Exercise inputs: Begin
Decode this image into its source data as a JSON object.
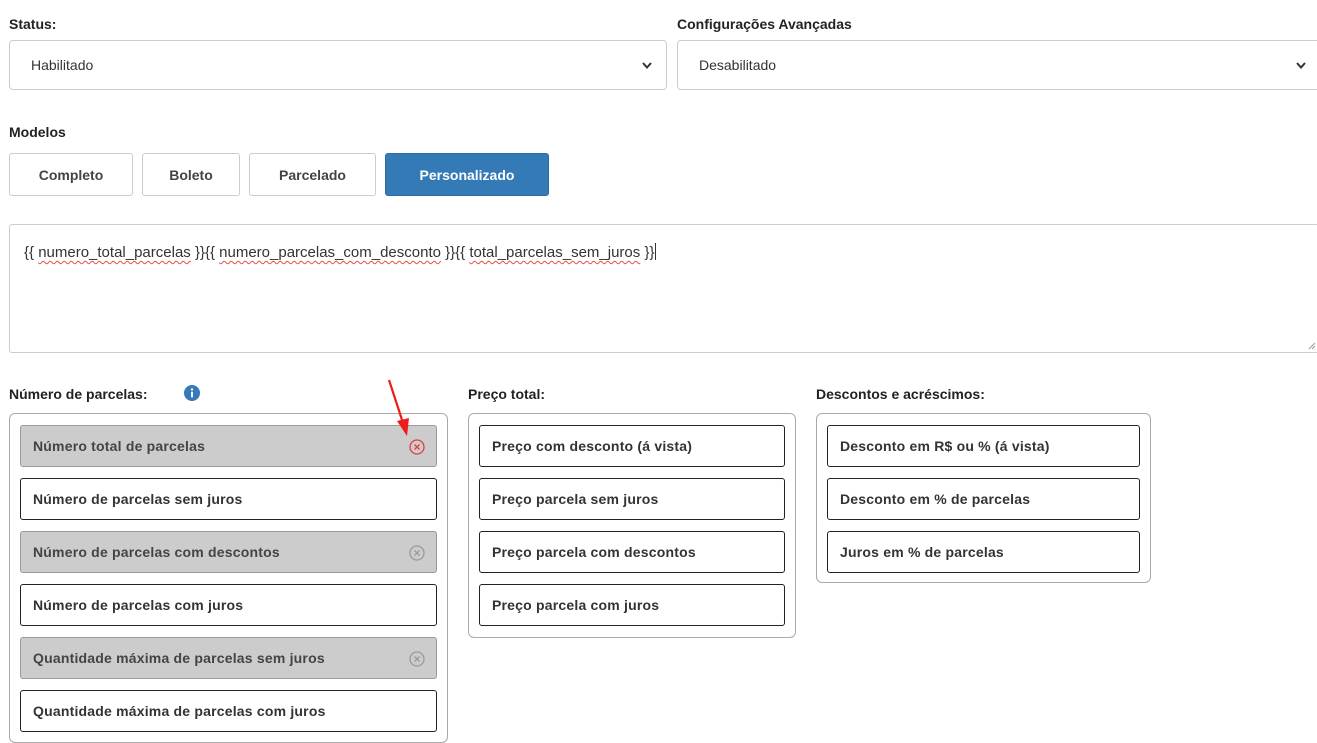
{
  "status": {
    "label": "Status:",
    "value": "Habilitado"
  },
  "advanced": {
    "label": "Configurações Avançadas",
    "value": "Desabilitado"
  },
  "models": {
    "label": "Modelos",
    "buttons": [
      "Completo",
      "Boleto",
      "Parcelado",
      "Personalizado"
    ],
    "active": "Personalizado"
  },
  "template_text": {
    "t0": "{{ ",
    "v1": "numero_total_parcelas",
    "t1": " }}{{ ",
    "v2": "numero_parcelas_com_desconto",
    "t2": " }}{{ ",
    "v3": "total_parcelas_sem_juros",
    "t3": " }}"
  },
  "installments": {
    "label": "Número de parcelas:",
    "items": [
      "Número total de parcelas",
      "Número de parcelas sem juros",
      "Número de parcelas com descontos",
      "Número de parcelas com juros",
      "Quantidade máxima de parcelas sem juros",
      "Quantidade máxima de parcelas com juros"
    ],
    "selected": [
      0,
      2,
      4
    ]
  },
  "total_price": {
    "label": "Preço total:",
    "items": [
      "Preço com desconto (á vista)",
      "Preço parcela sem juros",
      "Preço parcela com descontos",
      "Preço parcela com juros"
    ]
  },
  "discounts": {
    "label": "Descontos e acréscimos:",
    "items": [
      "Desconto em R$ ou % (á vista)",
      "Desconto em % de parcelas",
      "Juros em % de parcelas"
    ]
  },
  "colors": {
    "primary": "#337ab7",
    "selected_bg": "#cccccc",
    "remove_highlight": "#e0403a",
    "annotation_arrow": "#ee1b1b"
  },
  "icons": {
    "select_caret": "chevron-down-icon",
    "info": "info-circle-icon",
    "remove": "close-circle-icon"
  }
}
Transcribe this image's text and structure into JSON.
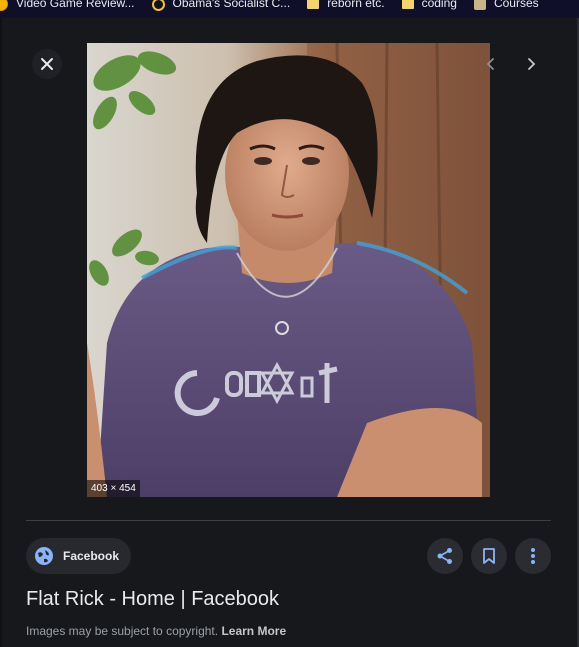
{
  "bookmarks": [
    {
      "label": "Video Game Review...",
      "icon": "game-favicon-icon"
    },
    {
      "label": "Obama's Socialist C...",
      "icon": "ring-favicon-icon"
    },
    {
      "label": "reborn etc.",
      "icon": "folder-icon"
    },
    {
      "label": "coding",
      "icon": "folder-icon"
    },
    {
      "label": "Courses",
      "icon": "course-favicon-icon"
    }
  ],
  "viewer": {
    "close_icon": "close-icon",
    "prev_icon": "chevron-left-icon",
    "next_icon": "chevron-right-icon",
    "image_dimensions": "403 × 454"
  },
  "source": {
    "label": "Facebook",
    "icon": "globe-icon"
  },
  "actions": {
    "share_icon": "share-icon",
    "save_icon": "bookmark-icon",
    "more_icon": "more-vert-icon"
  },
  "title": "Flat Rick - Home | Facebook",
  "copyright": {
    "text": "Images may be subject to copyright.",
    "link": "Learn More"
  },
  "colors": {
    "panel_bg": "#17181c",
    "accent_blue": "#8ab4f8",
    "bookmarks_bg": "#0f0f2a"
  }
}
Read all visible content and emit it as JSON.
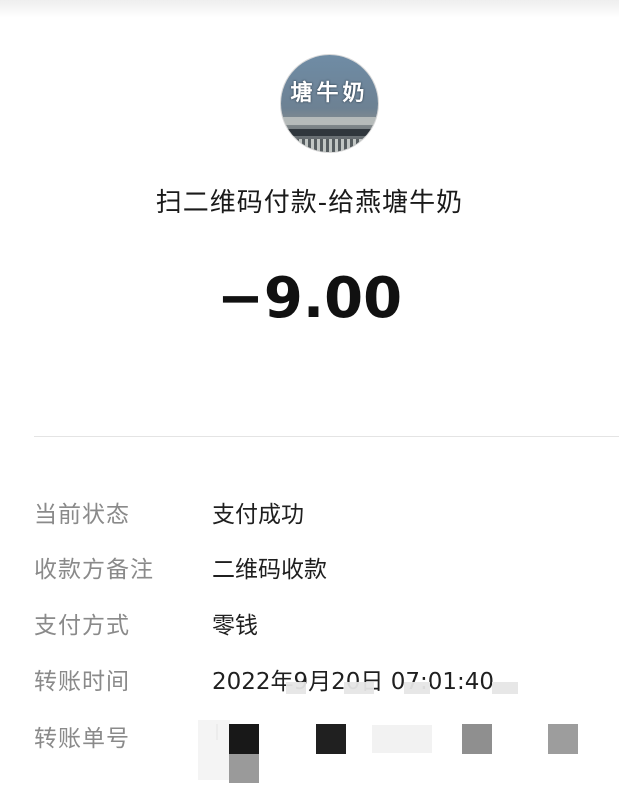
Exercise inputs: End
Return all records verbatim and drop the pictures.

Decode this image into its source data as a JSON object.
{
  "status": {
    "label": "Status:",
    "value": "Habilitado"
  },
  "advanced": {
    "label": "Configurações Avançadas",
    "value": "Desabilitado"
  },
  "models": {
    "label": "Modelos",
    "buttons": [
      "Completo",
      "Boleto",
      "Parcelado",
      "Personalizado"
    ],
    "active": "Personalizado"
  },
  "template_text": {
    "t0": "{{ ",
    "v1": "numero_total_parcelas",
    "t1": " }}{{ ",
    "v2": "numero_parcelas_com_desconto",
    "t2": " }}{{ ",
    "v3": "total_parcelas_sem_juros",
    "t3": " }}"
  },
  "installments": {
    "label": "Número de parcelas:",
    "items": [
      "Número total de parcelas",
      "Número de parcelas sem juros",
      "Número de parcelas com descontos",
      "Número de parcelas com juros",
      "Quantidade máxima de parcelas sem juros",
      "Quantidade máxima de parcelas com juros"
    ],
    "selected": [
      0,
      2,
      4
    ]
  },
  "total_price": {
    "label": "Preço total:",
    "items": [
      "Preço com desconto (á vista)",
      "Preço parcela sem juros",
      "Preço parcela com descontos",
      "Preço parcela com juros"
    ]
  },
  "discounts": {
    "label": "Descontos e acréscimos:",
    "items": [
      "Desconto em R$ ou % (á vista)",
      "Desconto em % de parcelas",
      "Juros em % de parcelas"
    ]
  },
  "colors": {
    "primary": "#337ab7",
    "selected_bg": "#cccccc",
    "remove_highlight": "#e0403a",
    "annotation_arrow": "#ee1b1b"
  },
  "icons": {
    "select_caret": "chevron-down-icon",
    "info": "info-circle-icon",
    "remove": "close-circle-icon"
  }
}
Transcribe this image's text and structure into JSON.
{
  "bookmarks": [
    {
      "label": "Video Game Review...",
      "icon": "game-favicon-icon"
    },
    {
      "label": "Obama's Socialist C...",
      "icon": "ring-favicon-icon"
    },
    {
      "label": "reborn etc.",
      "icon": "folder-icon"
    },
    {
      "label": "coding",
      "icon": "folder-icon"
    },
    {
      "label": "Courses",
      "icon": "course-favicon-icon"
    }
  ],
  "viewer": {
    "close_icon": "close-icon",
    "prev_icon": "chevron-left-icon",
    "next_icon": "chevron-right-icon",
    "image_dimensions": "403 × 454"
  },
  "source": {
    "label": "Facebook",
    "icon": "globe-icon"
  },
  "actions": {
    "share_icon": "share-icon",
    "save_icon": "bookmark-icon",
    "more_icon": "more-vert-icon"
  },
  "title": "Flat Rick - Home | Facebook",
  "copyright": {
    "text": "Images may be subject to copyright.",
    "link": "Learn More"
  },
  "colors": {
    "panel_bg": "#17181c",
    "accent_blue": "#8ab4f8",
    "bookmarks_bg": "#0f0f2a"
  }
}
Read all visible content and emit it as JSON.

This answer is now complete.